It’s faster than Chrome, Safari and all the rest – according to Microsoft – but I didn’t find it to be. It choked on some of the more mundane sites, requiring a couple of reloads to get it to render them correctly, and it wasn’t anything to do with plugins or Flash.
It failed to load Microsoft’s Office install subscription page, meaning I had to switch to another computer using Chrome to deactivate an older install of Office to activate it on another one. Not even being able to render your own site fully is a bit embarrassing.
Edge will struggle with anything built with Chrome or Firefox in mind. Trying to use the Guardian’s editorial tools was a nightmare of jumping text cursors, copy and paste garbage and straight-up broken features, all of which work perfectly fine in Chrome, Firefox and Safari.
The Wire browser messaging app didn’t work properly, missing certain characters from pasted text. Not even tech site Engadget’s galleries worked as they’re meant to.
Should all these sites and web apps work in Edge? Probably, but unless Windows 10 S becomes a storming success and grabs Edge a greater slice of the worldwide browser market share (it’s currently claiming just 1.73% compared to Chrome’s 54.14% according to data from StatCounter) then it’s unlikely everything will become compliant.
- If you’re setting it up in anywhere quiet, plug in headphones before you start it up the first time as Cortana shouts at you

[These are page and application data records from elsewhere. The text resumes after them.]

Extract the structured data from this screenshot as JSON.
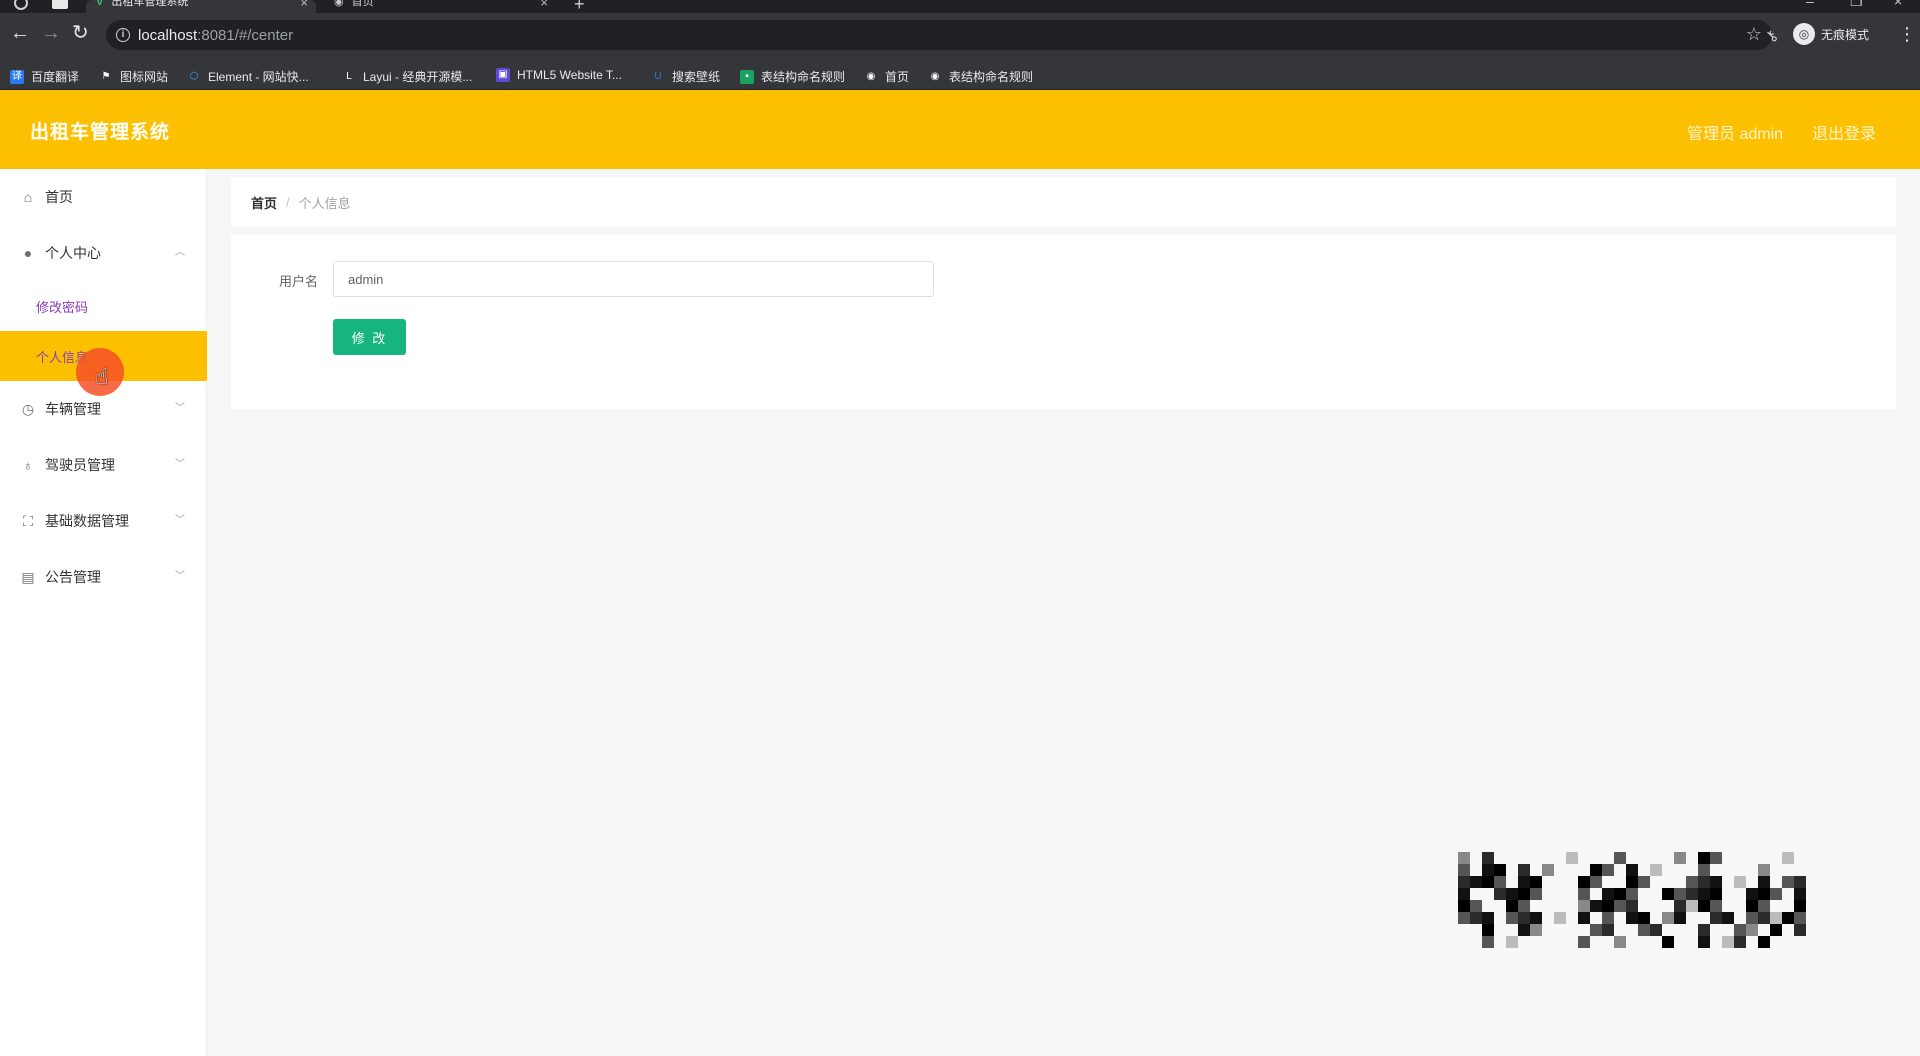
{
  "browser": {
    "tabs": [
      {
        "title": "出租车管理系统",
        "active": true
      },
      {
        "title": "首页",
        "active": false
      }
    ],
    "url_host": "localhost",
    "url_rest": ":8081/#/center",
    "profile_label": "无痕模式",
    "bookmarks": [
      {
        "label": "百度翻译",
        "icon_text": "译",
        "color": "#2b7bf0"
      },
      {
        "label": "图标网站",
        "icon_text": "⚑",
        "color": "#35363a"
      },
      {
        "label": "Element - 网站快...",
        "icon_text": "⬡",
        "color": "#409eff"
      },
      {
        "label": "Layui - 经典开源模...",
        "icon_text": "L",
        "color": "#35363a"
      },
      {
        "label": "HTML5 Website T...",
        "icon_text": "▣",
        "color": "#5c4bd6"
      },
      {
        "label": "搜索壁纸",
        "icon_text": "U",
        "color": "#3c6cdc"
      },
      {
        "label": "表结构命名规则",
        "icon_text": "▪",
        "color": "#1aa260"
      },
      {
        "label": "首页",
        "icon_text": "◉",
        "color": "#35363a"
      },
      {
        "label": "表结构命名规则",
        "icon_text": "◉",
        "color": "#35363a"
      }
    ]
  },
  "header": {
    "title": "出租车管理系统",
    "user": "管理员 admin",
    "logout": "退出登录"
  },
  "sidebar": {
    "home": "首页",
    "personal_center": "个人中心",
    "change_password": "修改密码",
    "personal_info": "个人信息",
    "vehicle_mgmt": "车辆管理",
    "driver_mgmt": "驾驶员管理",
    "basic_data_mgmt": "基础数据管理",
    "notice_mgmt": "公告管理"
  },
  "breadcrumb": {
    "home": "首页",
    "current": "个人信息"
  },
  "form": {
    "username_label": "用户名",
    "username_value": "admin",
    "submit_label": "修 改"
  },
  "colors": {
    "accent": "#fdc000",
    "button": "#16b47e",
    "submenu_text": "#8a3ab9"
  }
}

- Most peripherals work fine, but if you need a particular utility to run your printer or scanner or any other peripheral, you can forget it
- It comes with BitLocker to encrypt your hard drive
- If you upgrade to Windows 10 Pro there’s no going back
- I couldn’t find a way to paste plain text or to keep formatting in Edge
- Edge was incredibly vexing
Windows 10 S is a nice attempt by Microsoft to create an easier to manage, faster Windows 10 experience. It feels like it is intended to become Microsoft’s default operating system – a step below Windows 10 Home – and that might be what happens unless consumers rebel.
It lives up to most of Microsoft’s promises. It is faster. It is more secure in that at least it won’t run anything that’s not downloaded from the Windows Store, and it is simpler. The underlying Windows 10 experience is great, so if all the normal applications people install were available through the Windows Store, it would be brilliant.
But they aren’t, and Edge simply isn’t ready to be your only browser – it is holding the whole of Windows 10 S back. The app situation may change, particularly if Windows 10 S becomes popular enough to be a draw for developers to get their programs into the Windows Store.
For now by all means try Windows 10 S, but be prepared to upgrade to Windows 10 Pro almost immediately.